Shortsighted CoverageMay 13, 2007 1:43 by BackSpin Editor
Jerusalem Post columnist Calev Ben-David wonders about the MSM’s disinterest in internal Arab affairs until it’s too late. Ben-David reacts to Syria convictingtwo leading dissidents: lawyer Anwar al-Bunni and Dr. Kamal al-Labwani.
Shortsighted coverage leads to misconceptions ;that put the West — including reporters like Alan Johnston — at risk.
But without knowing what was happening in Lebanon in the months leading up to Hizbullah’s attack-kidnapping across Israel’s border on July 12 – how the Iran-directed Islamic militia was being pressured by the new Beirut government to put its forces under governmental authority – the public would find it difficult to understand why Hassan Nasrallah felt so compelled to create a provocation with Israel.
The international media failed in large part to give the proper background behind the causes for the outbreak of the war because it wasn’t all that interested in reporting on those growing internal tensions in Lebanon.
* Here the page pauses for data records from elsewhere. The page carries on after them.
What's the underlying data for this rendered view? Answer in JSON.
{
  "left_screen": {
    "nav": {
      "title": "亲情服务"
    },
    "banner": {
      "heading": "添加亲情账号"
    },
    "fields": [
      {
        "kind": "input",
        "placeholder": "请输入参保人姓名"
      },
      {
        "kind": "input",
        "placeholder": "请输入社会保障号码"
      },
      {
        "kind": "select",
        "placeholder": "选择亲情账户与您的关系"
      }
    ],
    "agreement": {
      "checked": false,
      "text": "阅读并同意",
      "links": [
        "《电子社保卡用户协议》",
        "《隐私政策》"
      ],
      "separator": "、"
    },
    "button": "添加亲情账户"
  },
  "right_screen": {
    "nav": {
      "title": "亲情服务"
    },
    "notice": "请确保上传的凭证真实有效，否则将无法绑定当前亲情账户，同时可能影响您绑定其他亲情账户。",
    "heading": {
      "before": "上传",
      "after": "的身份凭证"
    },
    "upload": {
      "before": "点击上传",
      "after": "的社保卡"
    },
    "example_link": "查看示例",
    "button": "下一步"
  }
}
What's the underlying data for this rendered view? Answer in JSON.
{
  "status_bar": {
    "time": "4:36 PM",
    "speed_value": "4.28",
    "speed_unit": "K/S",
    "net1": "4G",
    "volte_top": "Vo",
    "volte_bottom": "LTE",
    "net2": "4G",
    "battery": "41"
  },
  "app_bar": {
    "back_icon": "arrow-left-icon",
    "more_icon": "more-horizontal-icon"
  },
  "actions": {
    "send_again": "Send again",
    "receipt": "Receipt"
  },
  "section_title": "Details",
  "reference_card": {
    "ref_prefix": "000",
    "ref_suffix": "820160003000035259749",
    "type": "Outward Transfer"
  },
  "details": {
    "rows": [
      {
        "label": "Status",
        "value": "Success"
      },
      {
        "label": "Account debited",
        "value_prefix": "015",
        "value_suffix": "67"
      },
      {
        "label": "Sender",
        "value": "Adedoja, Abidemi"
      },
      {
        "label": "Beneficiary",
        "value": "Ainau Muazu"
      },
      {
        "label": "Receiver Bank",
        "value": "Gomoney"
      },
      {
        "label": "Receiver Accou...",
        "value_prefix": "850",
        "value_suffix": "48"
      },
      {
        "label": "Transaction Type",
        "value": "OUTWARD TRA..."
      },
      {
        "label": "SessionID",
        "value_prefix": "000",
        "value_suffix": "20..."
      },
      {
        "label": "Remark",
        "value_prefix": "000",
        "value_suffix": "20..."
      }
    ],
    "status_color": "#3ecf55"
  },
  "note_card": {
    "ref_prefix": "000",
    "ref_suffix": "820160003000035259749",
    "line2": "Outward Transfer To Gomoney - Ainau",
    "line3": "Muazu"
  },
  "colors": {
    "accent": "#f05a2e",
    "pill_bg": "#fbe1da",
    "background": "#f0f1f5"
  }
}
THAT WAS a mistake – just like it is to ignore the Bunni case, part of a growing crackdown in Syria on any internal opposition to Assad’s despotic regime, a policy in line with its expanding links to Iran’s radical Islamic leadership and its continued shipping of arms across the Lebanese border to Hizbullah. These crucial developments, which could well be major factors in the next regional conflict, get fairly little play in comparison to what are largely meaningless stories about even the most minor efforts to get Syria and Israel back to the negotiating table. And that’s not just because it’s easier for journalists to report from Jerusalem than from Damascus; it’s also because the international media has developed a mind-set that stories about Syria only count for much if somehow they’re directly connected to stories about Israel. [emphasis added]
That’s a major misconception, one the international press should have learned to discard following the 9/11 attacks. Prior to that, the rise of al-Qaida didn’t get nearly the media attention it should have, barely a fraction of what was devoted to the Israeli-Palestinian conflict. It’s the same with most internal Arab-Islamic issues until they finally impact directly in some way on Israel or the West; indeed, how much serious reportage of Sunni-Shi’ite divisions was there prior to 9/11 and the subsequent American occupation of Iraq? Journalists often realize the importance of these stories and play catch-up on them only after it’s too late – sometimes even for themselves.
FOR EXAMPLE, ever hear of the Dagmoush clan? They’re a large Palestinian tribal unit, estimated at 15,000 strong, some of whose members are suspected of conducting criminal operations in Gaza for many years now. Media coverage of their activities has been almost nonexistent. Two months ago, Shin Bet chief Yuval Diskin gave a rare interview to The New York Times about the radicalizing situation in Gaza, noting that “elements of what he called ‘global jihad’ are creating ‘ties’ and ‘connections’ to local Gaza groups, especially to Mumtaz Dagmoush of the powerful Dagmoush clan.”….
Unfortunately, so many other important stories in the region aren’t getting their due attention because of varying degrees of difficulty, disinterest and a disinclination to break from old reporting habits. And it’s only when an Anwar al-Bunni or the Dagmoush clan get the attention they deserve that the public will get a firmer grip on what is really happening in this troubled corner of the world.
Is the MSM giving you the full picture?